Last week, local authorities said they feared a high death toll after many hours of continuous shelling of the city. Deputy Mayor Sergiy Orlov told the BBC that a riverside district normally home to 130,000 people was “almost totally destroyed”. “We cannot count the number of victims there, but we believe that at least hundreds of people have died. We can’t go in to retrieve the bodies. (…) The Russian Army is working with all its weapons here: artillery, multiple rocket launch systems, planes, tactical rockets.

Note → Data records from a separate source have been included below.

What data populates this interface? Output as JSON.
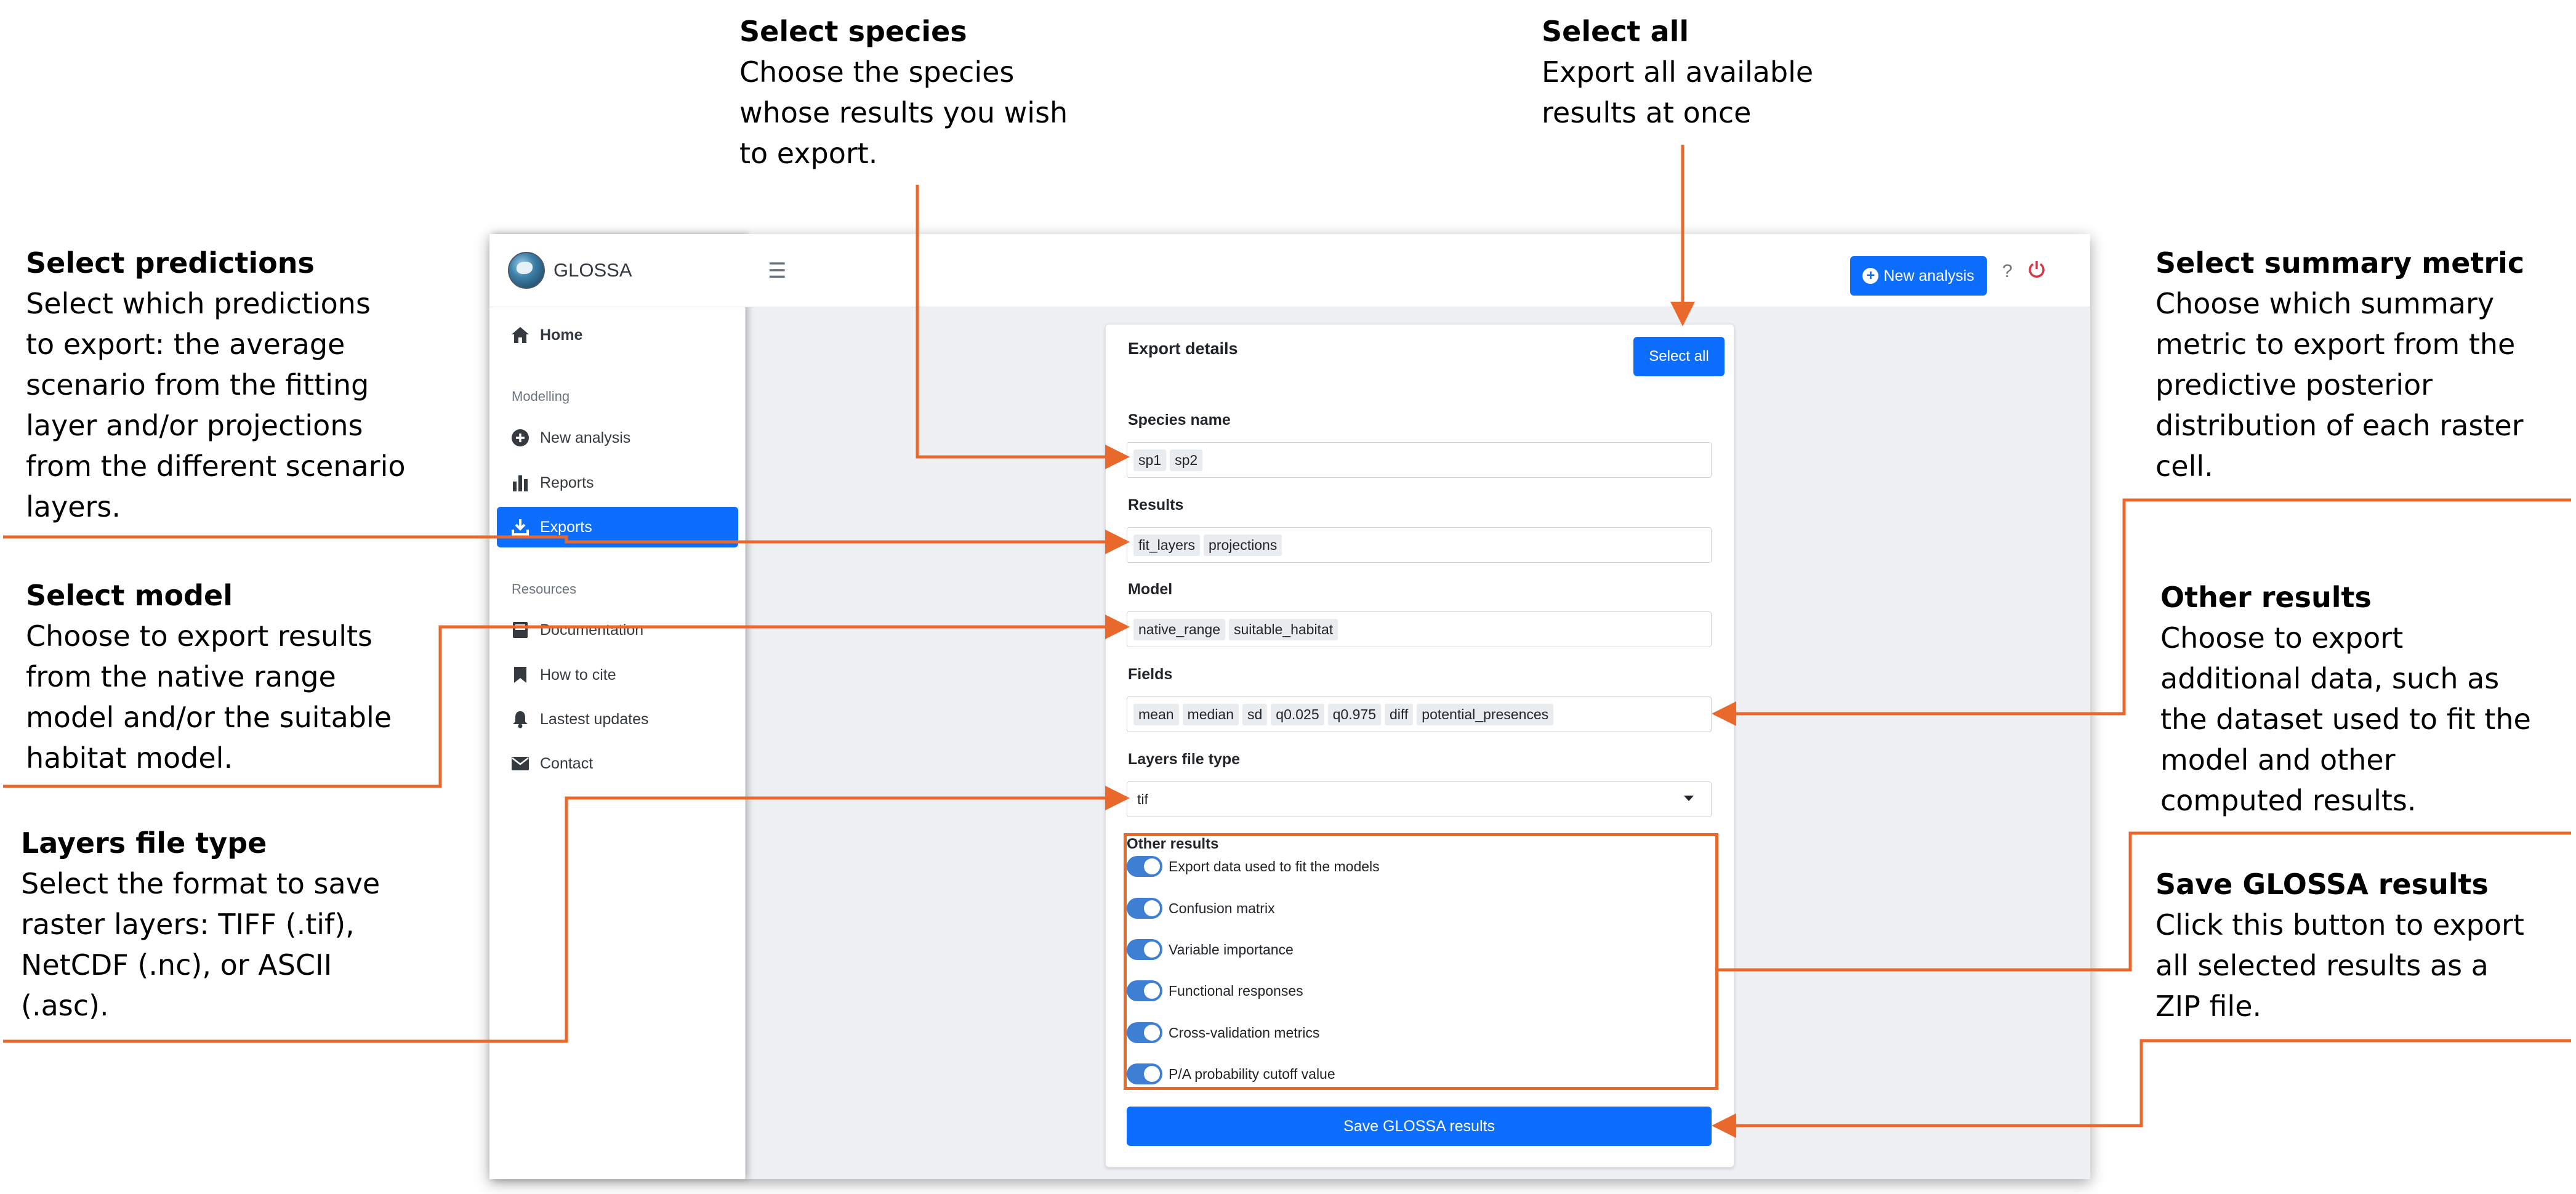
{
  "annotations": {
    "select_species": {
      "title": "Select species",
      "lines": [
        "Choose the species",
        "whose results you wish",
        "to export."
      ]
    },
    "select_all": {
      "title": "Select all",
      "lines": [
        "Export all available",
        "results at once"
      ]
    },
    "select_predictions": {
      "title": "Select predictions",
      "lines": [
        "Select which predictions",
        "to export: the average",
        "scenario from the fitting",
        "layer and/or projections",
        "from the different scenario",
        "layers."
      ]
    },
    "select_model": {
      "title": "Select model",
      "lines": [
        "Choose to export results",
        "from the native range",
        "model and/or the suitable",
        "habitat model."
      ]
    },
    "layers_file_type": {
      "title": "Layers file type",
      "lines": [
        "Select the format to save",
        "raster layers: TIFF (.tif),",
        "NetCDF (.nc), or ASCII",
        "(.asc)."
      ]
    },
    "select_summary_metric": {
      "title": "Select summary metric",
      "lines": [
        "Choose which summary",
        "metric to export from the",
        "predictive posterior",
        "distribution of each raster",
        "cell."
      ]
    },
    "other_results": {
      "title": "Other results",
      "lines": [
        "Choose to export",
        "additional data, such as",
        "the dataset used to fit the",
        "model and other",
        "computed results."
      ]
    },
    "save_results": {
      "title": "Save GLOSSA results",
      "lines": [
        "Click this button to export",
        "all selected results as a",
        "ZIP file."
      ]
    }
  },
  "accent_color": "#e9692c",
  "app": {
    "brand": "GLOSSA",
    "sidebar": {
      "home": {
        "label": "Home",
        "icon": "home-icon"
      },
      "modelling_header": "Modelling",
      "new_analysis": {
        "label": "New analysis",
        "icon": "plus-circle-icon"
      },
      "reports": {
        "label": "Reports",
        "icon": "bar-chart-icon"
      },
      "exports": {
        "label": "Exports",
        "icon": "download-icon"
      },
      "resources_header": "Resources",
      "documentation": {
        "label": "Documentation",
        "icon": "book-icon"
      },
      "how_to_cite": {
        "label": "How to cite",
        "icon": "bookmark-icon"
      },
      "latest_updates": {
        "label": "Lastest updates",
        "icon": "bell-icon"
      },
      "contact": {
        "label": "Contact",
        "icon": "envelope-icon"
      }
    },
    "topbar": {
      "new_analysis": "New analysis",
      "help": "?"
    },
    "export": {
      "title": "Export details",
      "select_all": "Select all",
      "species_label": "Species name",
      "species": [
        "sp1",
        "sp2"
      ],
      "results_label": "Results",
      "results": [
        "fit_layers",
        "projections"
      ],
      "model_label": "Model",
      "models": [
        "native_range",
        "suitable_habitat"
      ],
      "fields_label": "Fields",
      "fields": [
        "mean",
        "median",
        "sd",
        "q0.025",
        "q0.975",
        "diff",
        "potential_presences"
      ],
      "file_type_label": "Layers file type",
      "file_type": "tif",
      "other_label": "Other results",
      "other": [
        "Export data used to fit the models",
        "Confusion matrix",
        "Variable importance",
        "Functional responses",
        "Cross-validation metrics",
        "P/A probability cutoff value"
      ],
      "save": "Save GLOSSA results"
    }
  }
}
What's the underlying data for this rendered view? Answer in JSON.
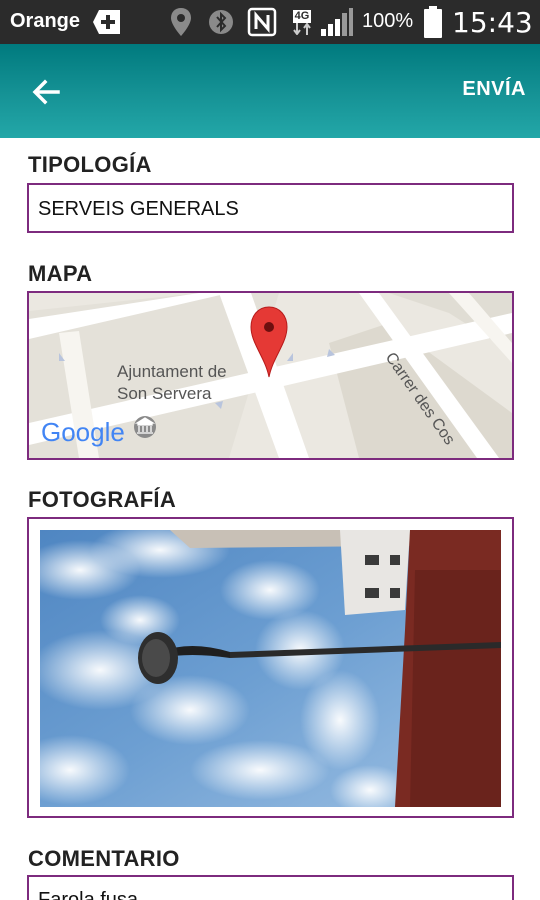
{
  "status_bar": {
    "carrier": "Orange",
    "battery": "100%",
    "time": "15:43",
    "network_badge": "4G",
    "icons": [
      "add-icon",
      "location-icon",
      "bluetooth-icon",
      "nfc-icon",
      "signal-icon",
      "battery-icon"
    ]
  },
  "app_bar": {
    "back_icon": "arrow-left-icon",
    "send_label": "ENVÍA",
    "color": "#169396"
  },
  "form": {
    "typology": {
      "label": "TIPOLOGÍA",
      "value": "SERVEIS GENERALS"
    },
    "map": {
      "label": "MAPA",
      "place_label_line1": "Ajuntament de",
      "place_label_line2": "Son Servera",
      "street_label": "Carrer des Cos",
      "logo": "Google"
    },
    "photo": {
      "label": "FOTOGRAFÍA"
    },
    "comment": {
      "label": "COMENTARIO",
      "value": "Farola fusa"
    }
  },
  "colors": {
    "field_border": "#7d2b7e",
    "marker": "#e53935"
  }
}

They are trying to destroy the city.”
According to Western analysts, Russian forces have continued their encirclement of Mariupol and increased their efforts to enter the city, as well as to consolidate ground control in the Donetsk region.
No humanitarian aid
Mudrenko accused Russia on Tuesday of holding civilians “hostage” and has said that “the critical situation” in Mariupol demands immediate action by world leaders and humanitarian and medical organizations.
Civilians, mostly women and children, “are not allowed out and humanitarian aid is not allowed in,” he told the UN Security Council, his voice trembling with emotion. “If they try to get out, the Russians open fire and kill them. They run out of food and water, and they die.”
Mudrenko has claimed that a six-year-old girl died in Mariupol on Monday, “alone in the last moments of her life as her mother was killed by Russian bombing.” The city’s mayor, Vadim Boychenko, said Tuesday that the girl’s name was Tanya, that she died of dehydration and that her body had been pulled from the rubble of a destroyed residential building. “Her mother was murdered,” he said. “We cannot imagine the suffering she had to endure. In the last minutes of her life she was alone, weak, scared and thirsty”. And he added: “This is just one of the many stories from Mariupol, which has been in lockdown for eight days.”
The latest data from the office of the United Nations High Commissioner for Human Rights brings the number of civilian victims in Ukraine to 1,335, including 474 deaths -29 of them minors- and 861 wounded since February 24, the day the invasion. However, the office believes that the actual figures are considerably higher.